TASK DETAILS | In the listing below, count each line that contains "structured". The reply is that count and nothing else.

AVAILABLE DATA |
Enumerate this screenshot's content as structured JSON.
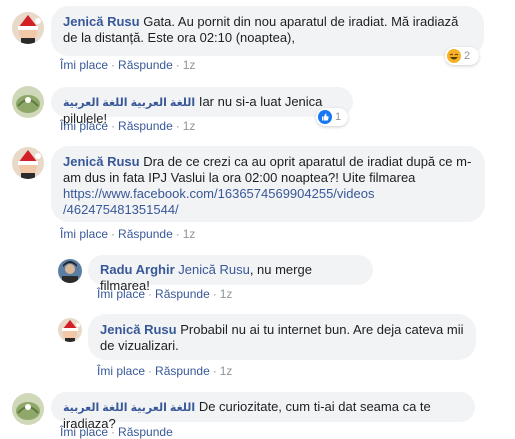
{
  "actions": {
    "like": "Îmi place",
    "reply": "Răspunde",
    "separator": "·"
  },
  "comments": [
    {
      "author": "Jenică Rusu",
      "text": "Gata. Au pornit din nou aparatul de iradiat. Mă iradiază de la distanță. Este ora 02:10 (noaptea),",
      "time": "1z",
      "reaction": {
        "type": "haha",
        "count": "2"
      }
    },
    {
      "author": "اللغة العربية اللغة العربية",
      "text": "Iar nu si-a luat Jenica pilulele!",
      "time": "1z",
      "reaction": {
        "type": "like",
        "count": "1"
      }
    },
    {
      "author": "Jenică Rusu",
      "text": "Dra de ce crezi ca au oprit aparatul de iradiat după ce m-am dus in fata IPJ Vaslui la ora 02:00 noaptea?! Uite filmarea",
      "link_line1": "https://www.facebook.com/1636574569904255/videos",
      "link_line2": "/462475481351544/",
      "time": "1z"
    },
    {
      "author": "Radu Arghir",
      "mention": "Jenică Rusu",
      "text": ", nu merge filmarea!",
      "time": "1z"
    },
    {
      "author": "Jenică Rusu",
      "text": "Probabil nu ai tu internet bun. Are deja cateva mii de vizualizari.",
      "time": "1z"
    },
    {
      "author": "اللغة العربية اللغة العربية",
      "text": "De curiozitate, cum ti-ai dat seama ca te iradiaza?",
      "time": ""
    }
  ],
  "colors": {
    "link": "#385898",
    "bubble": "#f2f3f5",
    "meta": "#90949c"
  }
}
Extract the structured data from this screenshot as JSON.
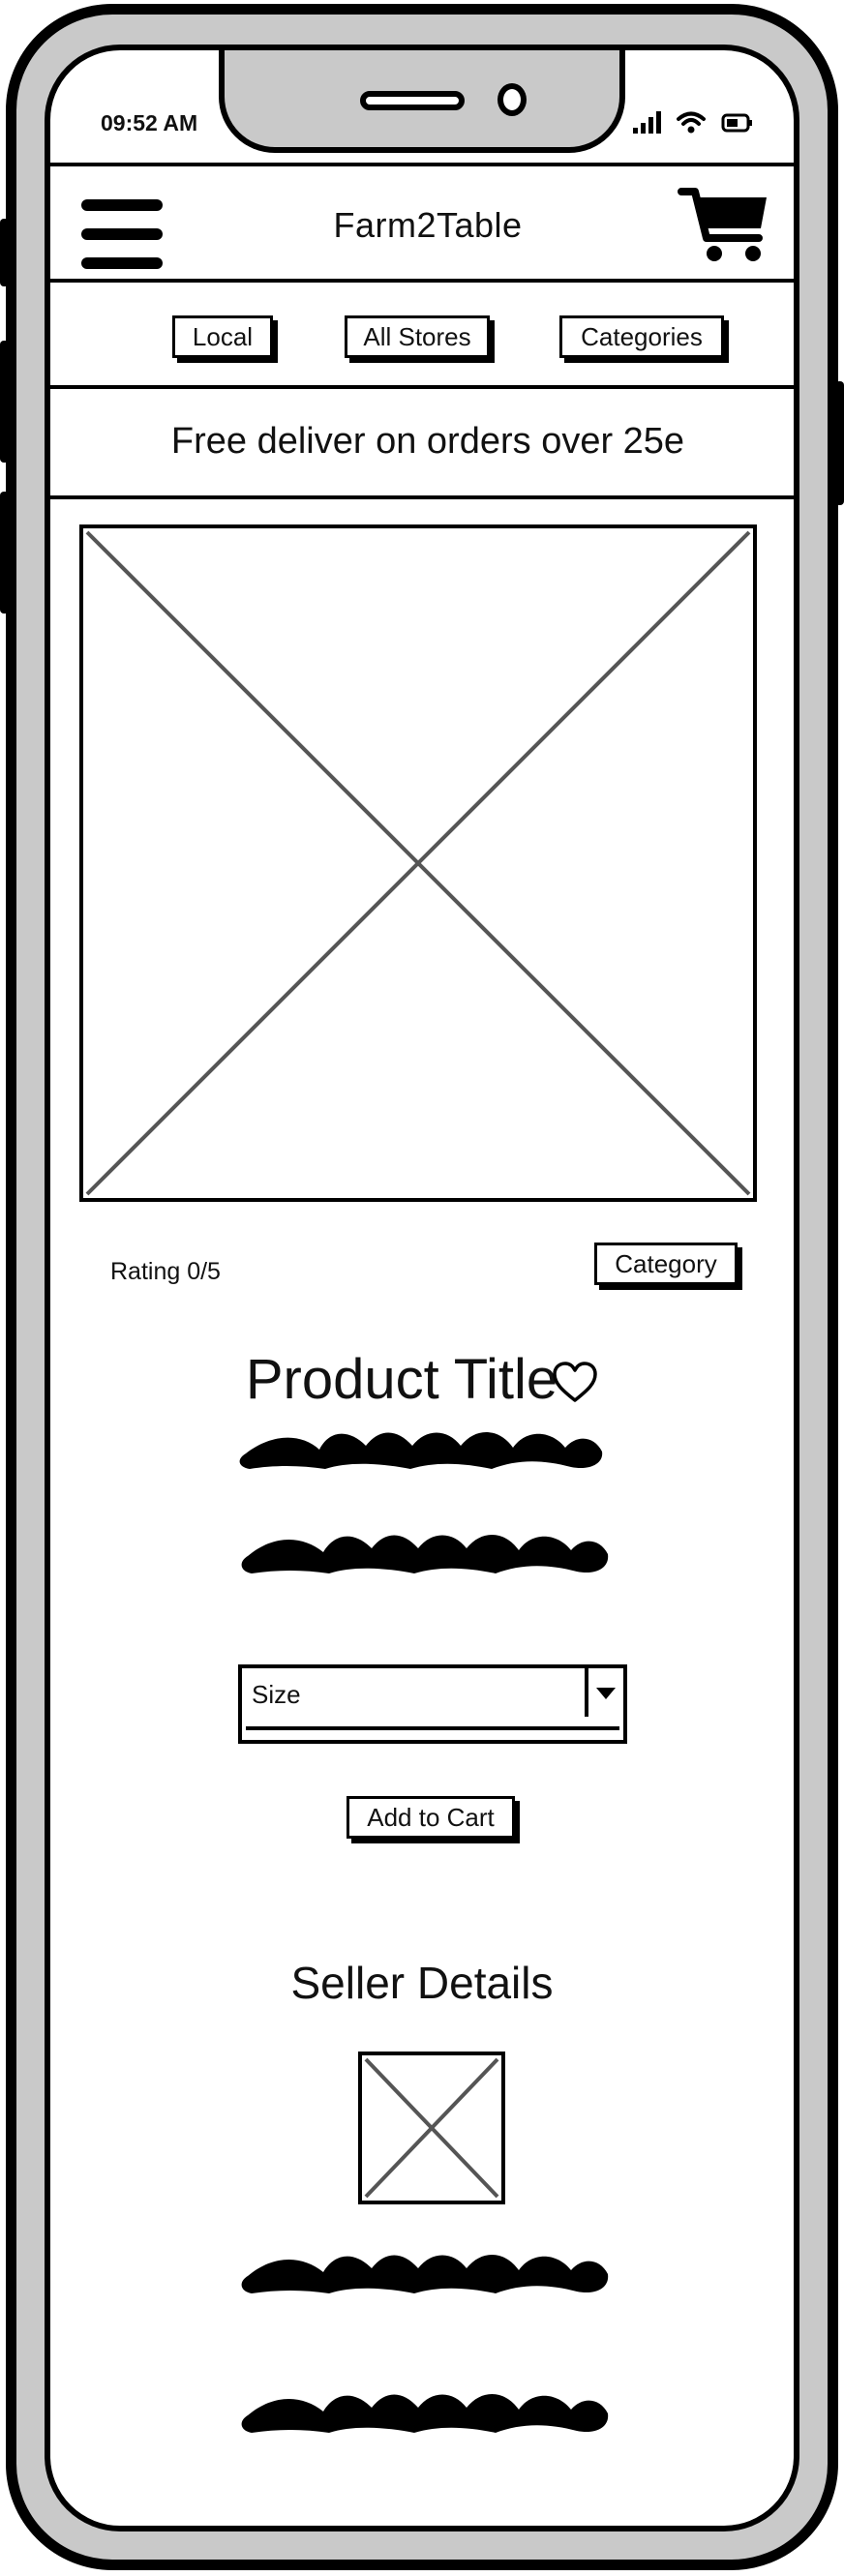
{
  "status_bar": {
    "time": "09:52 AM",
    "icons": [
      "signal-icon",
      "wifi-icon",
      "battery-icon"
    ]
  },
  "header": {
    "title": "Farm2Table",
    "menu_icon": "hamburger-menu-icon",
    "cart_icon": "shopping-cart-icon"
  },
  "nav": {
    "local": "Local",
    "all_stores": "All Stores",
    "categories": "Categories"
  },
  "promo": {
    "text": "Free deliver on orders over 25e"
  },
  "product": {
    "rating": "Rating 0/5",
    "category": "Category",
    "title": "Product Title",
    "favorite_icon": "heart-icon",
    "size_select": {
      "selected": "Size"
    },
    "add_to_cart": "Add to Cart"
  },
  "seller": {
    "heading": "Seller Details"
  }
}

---

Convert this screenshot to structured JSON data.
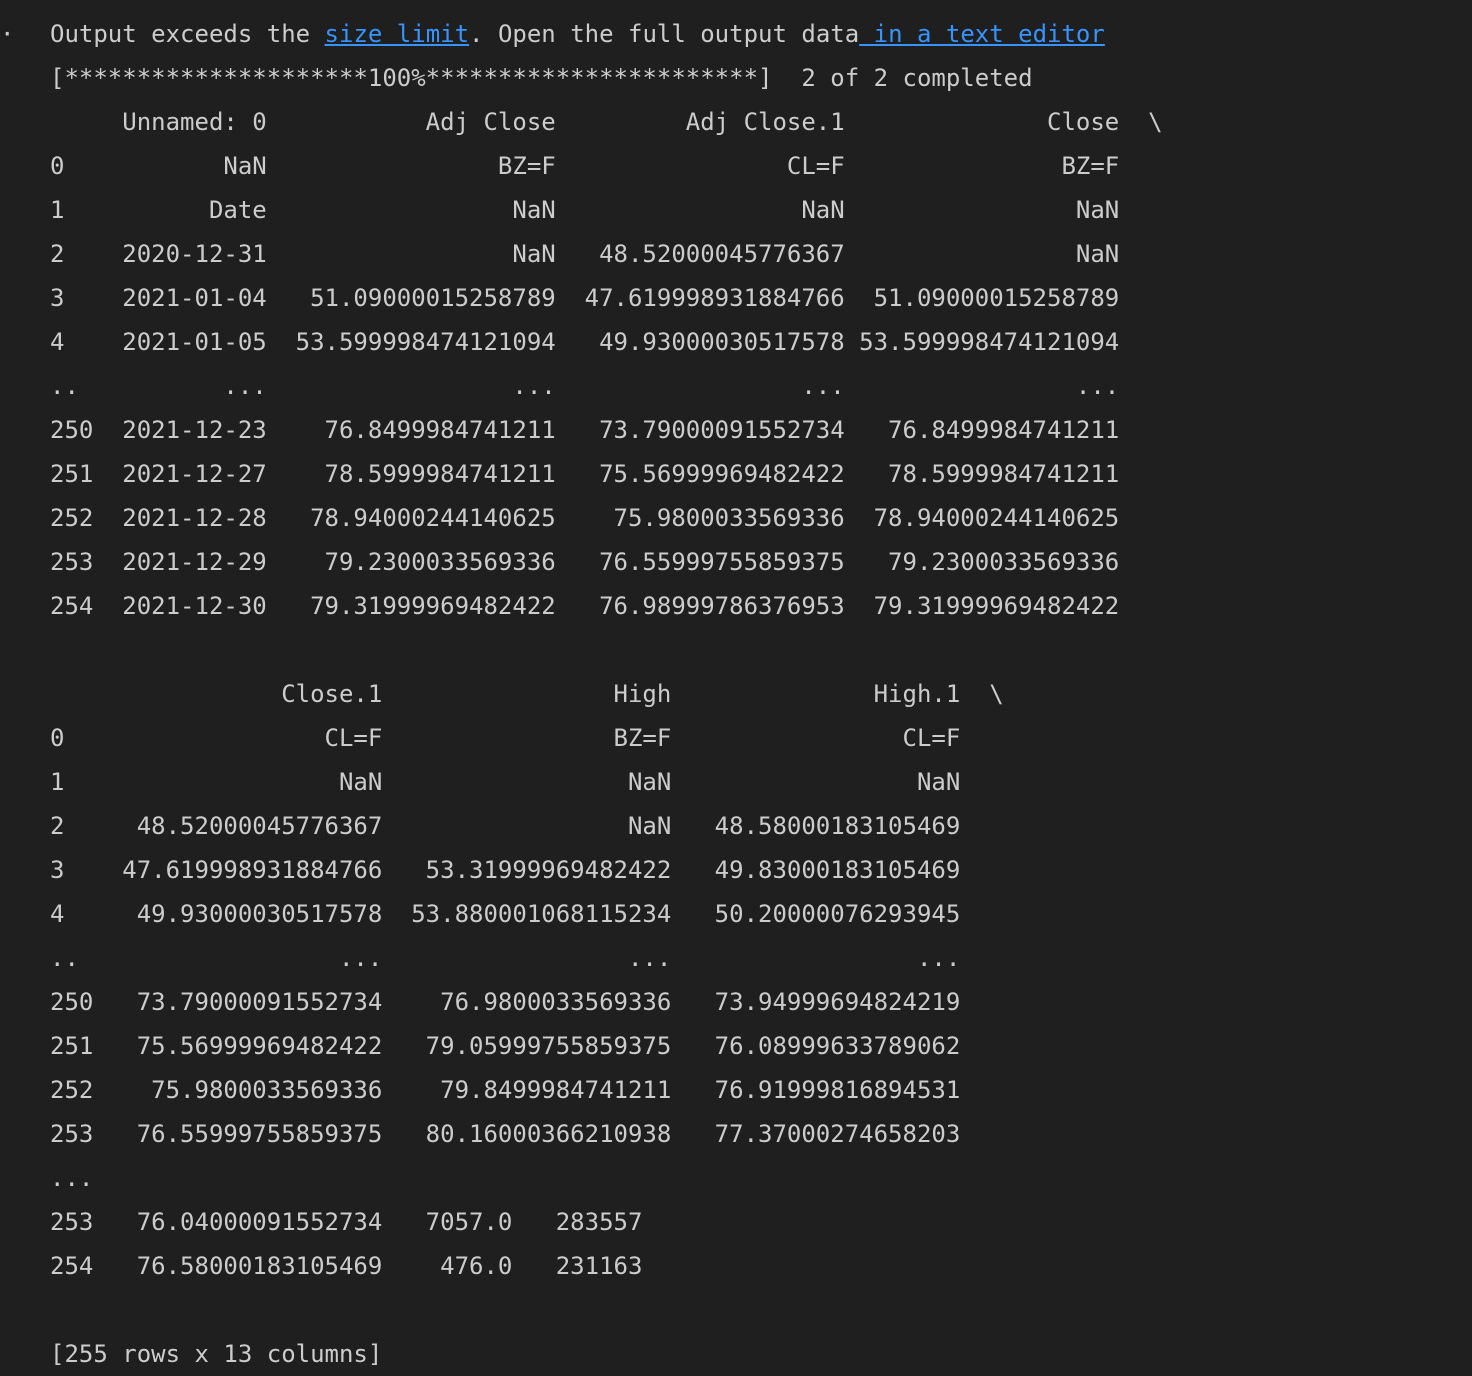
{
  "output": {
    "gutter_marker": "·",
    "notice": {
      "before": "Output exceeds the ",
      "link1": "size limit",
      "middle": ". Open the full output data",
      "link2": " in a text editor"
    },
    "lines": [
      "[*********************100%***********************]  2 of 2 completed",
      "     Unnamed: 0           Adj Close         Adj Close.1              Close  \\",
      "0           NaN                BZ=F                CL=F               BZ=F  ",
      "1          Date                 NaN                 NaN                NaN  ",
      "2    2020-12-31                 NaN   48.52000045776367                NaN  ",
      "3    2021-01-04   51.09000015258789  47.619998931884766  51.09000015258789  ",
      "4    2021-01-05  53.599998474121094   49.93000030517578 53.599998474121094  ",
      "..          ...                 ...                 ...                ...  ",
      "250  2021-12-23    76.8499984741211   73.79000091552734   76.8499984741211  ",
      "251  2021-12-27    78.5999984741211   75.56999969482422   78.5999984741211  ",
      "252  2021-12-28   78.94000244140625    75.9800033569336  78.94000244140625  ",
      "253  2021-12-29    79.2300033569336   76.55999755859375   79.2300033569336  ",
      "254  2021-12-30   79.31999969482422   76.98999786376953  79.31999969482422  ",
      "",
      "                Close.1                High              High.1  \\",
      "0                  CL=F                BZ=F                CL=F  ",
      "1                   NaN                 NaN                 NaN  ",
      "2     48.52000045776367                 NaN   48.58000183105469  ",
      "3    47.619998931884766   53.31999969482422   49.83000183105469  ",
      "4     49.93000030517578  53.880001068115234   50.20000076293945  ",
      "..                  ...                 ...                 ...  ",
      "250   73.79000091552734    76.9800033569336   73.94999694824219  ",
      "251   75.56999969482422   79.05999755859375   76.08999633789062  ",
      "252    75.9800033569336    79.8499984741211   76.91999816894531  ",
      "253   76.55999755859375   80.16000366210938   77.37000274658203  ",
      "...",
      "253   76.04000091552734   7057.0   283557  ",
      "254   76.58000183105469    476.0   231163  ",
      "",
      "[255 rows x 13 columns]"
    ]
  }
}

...

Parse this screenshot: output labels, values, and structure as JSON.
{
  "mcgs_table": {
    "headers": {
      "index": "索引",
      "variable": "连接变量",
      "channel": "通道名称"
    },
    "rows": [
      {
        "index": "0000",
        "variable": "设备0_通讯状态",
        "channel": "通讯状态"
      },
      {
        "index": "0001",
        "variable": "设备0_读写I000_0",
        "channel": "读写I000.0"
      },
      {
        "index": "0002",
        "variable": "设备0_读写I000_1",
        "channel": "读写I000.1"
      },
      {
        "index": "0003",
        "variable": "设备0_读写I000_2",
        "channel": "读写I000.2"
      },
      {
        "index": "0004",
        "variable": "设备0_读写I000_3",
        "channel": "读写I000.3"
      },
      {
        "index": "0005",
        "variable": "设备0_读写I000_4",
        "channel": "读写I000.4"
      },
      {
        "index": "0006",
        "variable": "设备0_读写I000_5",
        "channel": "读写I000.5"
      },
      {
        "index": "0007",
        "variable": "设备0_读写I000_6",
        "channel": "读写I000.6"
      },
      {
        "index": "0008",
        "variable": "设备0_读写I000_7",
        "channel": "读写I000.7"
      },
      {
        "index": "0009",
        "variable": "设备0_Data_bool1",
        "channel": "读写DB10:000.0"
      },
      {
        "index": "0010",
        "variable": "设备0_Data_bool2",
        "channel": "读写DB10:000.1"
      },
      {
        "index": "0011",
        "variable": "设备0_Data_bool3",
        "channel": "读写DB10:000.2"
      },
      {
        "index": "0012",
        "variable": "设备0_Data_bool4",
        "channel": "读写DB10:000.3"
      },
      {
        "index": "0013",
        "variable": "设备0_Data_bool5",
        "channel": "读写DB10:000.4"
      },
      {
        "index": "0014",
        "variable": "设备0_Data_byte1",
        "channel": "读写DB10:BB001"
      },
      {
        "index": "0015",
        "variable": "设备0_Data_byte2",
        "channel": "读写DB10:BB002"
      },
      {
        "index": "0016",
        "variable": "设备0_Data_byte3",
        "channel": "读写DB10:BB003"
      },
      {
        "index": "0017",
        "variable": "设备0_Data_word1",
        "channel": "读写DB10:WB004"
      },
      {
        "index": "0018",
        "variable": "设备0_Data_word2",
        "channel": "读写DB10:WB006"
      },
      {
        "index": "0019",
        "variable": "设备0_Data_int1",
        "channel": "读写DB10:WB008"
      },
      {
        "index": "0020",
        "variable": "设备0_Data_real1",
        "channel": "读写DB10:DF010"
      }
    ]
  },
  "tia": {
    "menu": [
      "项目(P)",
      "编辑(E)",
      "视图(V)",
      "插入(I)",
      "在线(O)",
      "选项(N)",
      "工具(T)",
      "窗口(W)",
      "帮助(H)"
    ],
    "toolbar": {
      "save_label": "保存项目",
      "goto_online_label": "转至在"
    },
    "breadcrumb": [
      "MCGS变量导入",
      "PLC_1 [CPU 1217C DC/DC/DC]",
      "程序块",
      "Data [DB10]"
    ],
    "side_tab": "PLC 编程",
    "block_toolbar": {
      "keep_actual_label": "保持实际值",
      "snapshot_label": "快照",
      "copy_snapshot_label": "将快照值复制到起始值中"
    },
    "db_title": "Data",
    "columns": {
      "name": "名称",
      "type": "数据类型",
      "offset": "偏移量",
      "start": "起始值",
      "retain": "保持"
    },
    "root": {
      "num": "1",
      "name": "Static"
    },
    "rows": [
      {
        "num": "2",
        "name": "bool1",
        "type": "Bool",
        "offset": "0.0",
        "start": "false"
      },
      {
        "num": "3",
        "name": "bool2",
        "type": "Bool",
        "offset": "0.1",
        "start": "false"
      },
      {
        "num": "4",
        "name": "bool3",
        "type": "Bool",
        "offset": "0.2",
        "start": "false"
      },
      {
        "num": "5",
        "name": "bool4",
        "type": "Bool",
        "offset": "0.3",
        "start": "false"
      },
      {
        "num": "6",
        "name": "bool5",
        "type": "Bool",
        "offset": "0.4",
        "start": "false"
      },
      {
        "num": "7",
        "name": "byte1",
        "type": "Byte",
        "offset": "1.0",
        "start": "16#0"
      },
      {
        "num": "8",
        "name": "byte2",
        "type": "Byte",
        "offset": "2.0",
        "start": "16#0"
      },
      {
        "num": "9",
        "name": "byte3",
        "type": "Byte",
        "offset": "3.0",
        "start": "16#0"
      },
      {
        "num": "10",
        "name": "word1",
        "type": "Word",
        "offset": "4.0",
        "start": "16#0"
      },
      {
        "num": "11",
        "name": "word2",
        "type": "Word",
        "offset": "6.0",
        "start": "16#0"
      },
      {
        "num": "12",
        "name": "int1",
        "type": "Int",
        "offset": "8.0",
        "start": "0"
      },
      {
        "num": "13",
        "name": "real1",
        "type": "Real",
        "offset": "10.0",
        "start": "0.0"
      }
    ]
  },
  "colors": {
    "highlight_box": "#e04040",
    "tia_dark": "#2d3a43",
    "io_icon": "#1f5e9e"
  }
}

RESULT FOR THIS TASK | 3